It takes nerve to write a sequel to an immortal classic: generally speaking, if it ain’t broke, why fix it? Rushing in where angels fear to tread, Lee Blessing (author of Eleemosynary, Independence, and A Walk in the Woods) has written Fortinbras, a play that refuses to admit that “the rest is silence.” In the spirit of Tom Stoppard’s much-superior Rosencrantz and Guildenstern Are Dead, Blessing’s “metaphysical farce” dares to imagine a life beyond Hamlet–after the four corpses that litter Elsinore Castle at play’s end are carted off and young warrior Fortinbras interrupts his endless conquest of Poland to assume the morally bankrupt throne of Denmark.
In Blessing’s follow-up, Fortinbras is a no-nonsense, take-charge, all-American type, the go-getter Hamlet could never be. His first job is damage control: with philosophical Horatio as his reluctant adviser and the pliant, opportunistic Osric as his stooge, Fortinbras invents a “historical reason for being”–that is, a myth to give him legitimacy. Believing that “nothing’s true until it’s certified,” he launches a PR campaign to gloss over the ugly truth of his succession, inventing a story in which a Polish spy engineered the downfall of the Danish royal family.

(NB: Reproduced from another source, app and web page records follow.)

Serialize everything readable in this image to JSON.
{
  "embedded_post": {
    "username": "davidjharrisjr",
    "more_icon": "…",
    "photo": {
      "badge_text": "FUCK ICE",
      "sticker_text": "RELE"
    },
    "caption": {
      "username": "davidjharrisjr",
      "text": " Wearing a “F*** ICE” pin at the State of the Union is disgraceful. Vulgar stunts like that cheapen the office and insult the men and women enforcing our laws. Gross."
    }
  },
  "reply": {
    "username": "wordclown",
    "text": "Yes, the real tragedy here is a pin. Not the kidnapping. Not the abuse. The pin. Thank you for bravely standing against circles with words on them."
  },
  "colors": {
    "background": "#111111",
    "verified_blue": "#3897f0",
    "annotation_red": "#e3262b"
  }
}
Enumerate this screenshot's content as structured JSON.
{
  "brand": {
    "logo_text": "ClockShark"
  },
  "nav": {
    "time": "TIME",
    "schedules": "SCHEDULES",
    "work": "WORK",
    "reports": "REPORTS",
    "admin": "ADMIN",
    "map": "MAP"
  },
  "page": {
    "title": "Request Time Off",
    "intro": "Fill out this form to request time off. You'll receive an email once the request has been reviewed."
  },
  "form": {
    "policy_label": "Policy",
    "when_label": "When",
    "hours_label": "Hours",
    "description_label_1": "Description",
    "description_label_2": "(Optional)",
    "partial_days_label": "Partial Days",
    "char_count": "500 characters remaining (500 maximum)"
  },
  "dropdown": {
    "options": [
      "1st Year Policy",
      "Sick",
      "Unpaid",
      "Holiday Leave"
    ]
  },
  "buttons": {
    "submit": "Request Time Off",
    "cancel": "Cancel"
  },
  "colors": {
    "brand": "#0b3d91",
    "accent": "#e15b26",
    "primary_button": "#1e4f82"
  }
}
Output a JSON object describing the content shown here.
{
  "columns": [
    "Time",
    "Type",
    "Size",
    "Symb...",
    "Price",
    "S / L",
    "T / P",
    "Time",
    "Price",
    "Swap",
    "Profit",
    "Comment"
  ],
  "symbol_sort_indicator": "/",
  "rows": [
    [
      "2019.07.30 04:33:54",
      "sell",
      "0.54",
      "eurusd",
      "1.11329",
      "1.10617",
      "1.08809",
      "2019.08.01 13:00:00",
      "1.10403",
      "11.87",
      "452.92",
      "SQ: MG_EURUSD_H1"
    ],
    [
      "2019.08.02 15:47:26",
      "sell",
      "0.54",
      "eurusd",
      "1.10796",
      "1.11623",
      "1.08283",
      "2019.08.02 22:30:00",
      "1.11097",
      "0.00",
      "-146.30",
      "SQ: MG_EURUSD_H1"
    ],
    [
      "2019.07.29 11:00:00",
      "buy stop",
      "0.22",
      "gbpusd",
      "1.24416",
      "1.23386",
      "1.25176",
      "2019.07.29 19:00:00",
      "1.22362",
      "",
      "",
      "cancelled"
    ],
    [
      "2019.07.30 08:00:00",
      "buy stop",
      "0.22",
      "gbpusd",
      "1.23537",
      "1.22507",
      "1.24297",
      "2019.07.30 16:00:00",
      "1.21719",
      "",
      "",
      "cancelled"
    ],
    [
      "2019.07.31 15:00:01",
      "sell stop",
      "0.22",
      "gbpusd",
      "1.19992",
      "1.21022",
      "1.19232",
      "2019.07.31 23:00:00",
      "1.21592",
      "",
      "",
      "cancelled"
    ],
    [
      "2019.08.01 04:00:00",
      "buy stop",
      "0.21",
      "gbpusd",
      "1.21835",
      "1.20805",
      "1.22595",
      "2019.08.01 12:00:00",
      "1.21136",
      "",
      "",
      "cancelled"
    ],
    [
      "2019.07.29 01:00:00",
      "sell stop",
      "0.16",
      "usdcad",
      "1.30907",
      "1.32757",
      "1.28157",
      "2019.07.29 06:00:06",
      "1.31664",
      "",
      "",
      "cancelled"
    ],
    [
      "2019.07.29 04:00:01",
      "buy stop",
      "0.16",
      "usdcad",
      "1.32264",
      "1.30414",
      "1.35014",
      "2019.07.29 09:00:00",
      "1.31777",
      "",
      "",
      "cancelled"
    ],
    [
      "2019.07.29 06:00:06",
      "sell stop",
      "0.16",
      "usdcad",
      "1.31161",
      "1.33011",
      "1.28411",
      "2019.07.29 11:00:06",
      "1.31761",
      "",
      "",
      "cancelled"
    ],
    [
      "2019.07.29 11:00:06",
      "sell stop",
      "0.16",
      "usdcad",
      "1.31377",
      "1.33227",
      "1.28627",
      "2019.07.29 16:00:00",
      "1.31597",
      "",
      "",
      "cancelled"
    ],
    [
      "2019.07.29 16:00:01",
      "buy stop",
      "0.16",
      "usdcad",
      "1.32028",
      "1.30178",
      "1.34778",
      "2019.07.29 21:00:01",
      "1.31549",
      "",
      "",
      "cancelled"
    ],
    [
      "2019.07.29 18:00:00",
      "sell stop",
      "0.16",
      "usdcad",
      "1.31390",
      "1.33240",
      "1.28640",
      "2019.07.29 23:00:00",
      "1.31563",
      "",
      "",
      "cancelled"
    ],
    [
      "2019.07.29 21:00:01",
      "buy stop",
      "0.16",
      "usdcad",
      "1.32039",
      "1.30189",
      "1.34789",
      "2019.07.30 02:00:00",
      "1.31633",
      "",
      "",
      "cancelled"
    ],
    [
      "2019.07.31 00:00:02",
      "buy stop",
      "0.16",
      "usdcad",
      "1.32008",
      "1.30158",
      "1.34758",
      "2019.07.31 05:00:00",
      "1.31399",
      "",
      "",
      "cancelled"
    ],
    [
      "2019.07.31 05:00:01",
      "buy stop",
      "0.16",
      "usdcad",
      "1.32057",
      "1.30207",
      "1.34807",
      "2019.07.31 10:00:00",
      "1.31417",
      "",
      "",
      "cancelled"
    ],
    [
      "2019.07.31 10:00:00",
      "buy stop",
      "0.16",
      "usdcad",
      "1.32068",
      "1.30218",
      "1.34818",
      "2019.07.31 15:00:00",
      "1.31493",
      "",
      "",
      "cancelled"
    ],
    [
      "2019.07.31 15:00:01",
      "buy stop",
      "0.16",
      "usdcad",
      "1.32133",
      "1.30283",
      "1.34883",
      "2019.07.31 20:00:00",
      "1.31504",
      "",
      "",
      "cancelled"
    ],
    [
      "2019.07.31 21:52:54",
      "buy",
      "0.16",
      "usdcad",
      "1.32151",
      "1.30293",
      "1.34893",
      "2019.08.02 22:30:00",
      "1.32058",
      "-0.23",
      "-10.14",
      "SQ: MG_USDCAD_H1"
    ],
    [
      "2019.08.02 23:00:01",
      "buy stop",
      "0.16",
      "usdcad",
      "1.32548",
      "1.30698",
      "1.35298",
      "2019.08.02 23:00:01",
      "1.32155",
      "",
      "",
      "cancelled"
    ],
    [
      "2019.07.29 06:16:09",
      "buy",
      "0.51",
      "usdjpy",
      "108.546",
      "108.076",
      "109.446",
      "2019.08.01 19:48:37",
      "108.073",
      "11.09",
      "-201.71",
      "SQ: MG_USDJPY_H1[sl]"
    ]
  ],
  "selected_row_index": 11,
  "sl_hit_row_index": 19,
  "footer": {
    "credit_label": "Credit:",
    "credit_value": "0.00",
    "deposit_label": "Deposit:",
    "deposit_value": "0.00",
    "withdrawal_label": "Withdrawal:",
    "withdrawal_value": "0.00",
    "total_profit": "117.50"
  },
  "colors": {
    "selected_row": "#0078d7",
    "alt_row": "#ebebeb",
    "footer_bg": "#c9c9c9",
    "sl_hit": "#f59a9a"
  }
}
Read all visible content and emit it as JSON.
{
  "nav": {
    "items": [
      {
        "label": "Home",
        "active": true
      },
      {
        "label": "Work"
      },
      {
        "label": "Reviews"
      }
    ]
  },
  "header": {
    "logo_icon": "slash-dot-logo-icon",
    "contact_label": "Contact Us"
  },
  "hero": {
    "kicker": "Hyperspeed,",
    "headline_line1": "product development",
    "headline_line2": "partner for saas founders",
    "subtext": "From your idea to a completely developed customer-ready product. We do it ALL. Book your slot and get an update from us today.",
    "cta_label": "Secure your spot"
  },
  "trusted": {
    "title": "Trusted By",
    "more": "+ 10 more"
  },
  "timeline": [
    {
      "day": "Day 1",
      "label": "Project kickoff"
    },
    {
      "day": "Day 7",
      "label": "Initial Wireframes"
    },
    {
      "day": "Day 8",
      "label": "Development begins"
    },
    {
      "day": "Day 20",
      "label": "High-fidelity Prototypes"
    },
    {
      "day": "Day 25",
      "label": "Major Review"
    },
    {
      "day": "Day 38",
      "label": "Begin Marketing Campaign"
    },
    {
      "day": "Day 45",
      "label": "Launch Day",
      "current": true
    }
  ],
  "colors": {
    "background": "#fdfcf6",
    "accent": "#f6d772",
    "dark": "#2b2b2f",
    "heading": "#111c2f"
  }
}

Though Horatio, who promised the dying Hamlet to tell his story, wants to broadcast the unpleasant truth, Fortinbras prefers to pursue without hassles his mindless world conquest.
As you’d expect in a reductio ad absurdum sequel to Shakespeare, pesky ghosts continue to harass the living, and various calamities produce more ghosts. By the end they number nine (everyone but soldiers Marcellus and Barnardo). Each seems obsessed with the unexpected uniqueness of his or her own death. Ophelia, who’s discovered that “women don’t reach sexual peak until after they’re dead,” has been transformed into the mantrap she never was in life, lusting for both living Fortinbras and dead Hamlet. Convulsed with guilt, Gertrude and Claudius only want to die over and over, though of course now they can’t.
Indecisive Hamlet is trapped in a TV set (a video bit cleverly integrated with the live action); oddly, when he finally bursts out he still seems to have two dimensions, especially as he drearily rehashes with Ophelia just what went wrong. Polonius, afraid to speak because he now knows how little he’s heeded, is bored by the uneventfulness of death, though he’s curiously fascinated by the moment of his death, his life’s most memorable occurrence. Mousy Laertes seems paralyzed by thoughts of incest with his sister, which come to him after he dies.
By the end, the once-decisive Fortinbras is as mired in ambivalence as Hamlet was. Far better, Blessing implies, to be a ghost, where all action is past and you’re beyond all hope.
Unfortunately, unlike Stoppard’s spoof, little of Fortinbras has a life apart from Hamlet. After a fitfully promising first act, the play runs out of steam fast; much of the second act is downright tedious, as Blessing falls back on thematic bits that don’t connect or progress. The author seems almost paralyzed by the profusion of themes he picks up, failing to pursue any of them, and their clashing claims kill the comedy. The play alternately explores whether anyone really wants to hear the sordid truth about Elsinore (a point on which the ghosts are extremely inconsistent), Fortinbras’s unsought and unstoppable military victories, the lies governments tell to cover their crimes, the parasitism of the dead on the living, and the alleged preposterousness of Hamlet. It recalls nothing so much as a well-written collegiate parody, a sort of Fifteen Characters in Search of Shakespeare.
A local premiere by Interplay, Marc Rosenbush’s lackluster staging inhabits a limbo even greater than the one the ghosts occupy. With a glacial pacing that’s very unplayful and a stiffness that leaks out almost all the fun, this production creates only sporadic flashes of humor that never build. Fortinbras just breaks up into stage business, most of which misfires miserably.
As written, Fortinbras requires a comic deadpan that Michael Nowak, too serious an actor for this stand-up role, can’t provide. Like many here, Nowak just looks lost onstage. The supporting roles–no laughfests themselves–can’t make up for that, though Michele Messmer’s hard-bitten Ophelia, Robert Toombs’s bittersweet lapdog Osric, and Mark Mysliwiec’s doggedly loyal Horatio certainly try. Ophelia’s costume (designed by Caryn Weglarz), which features a frog trapped in her netting, is as funny as any line in the play.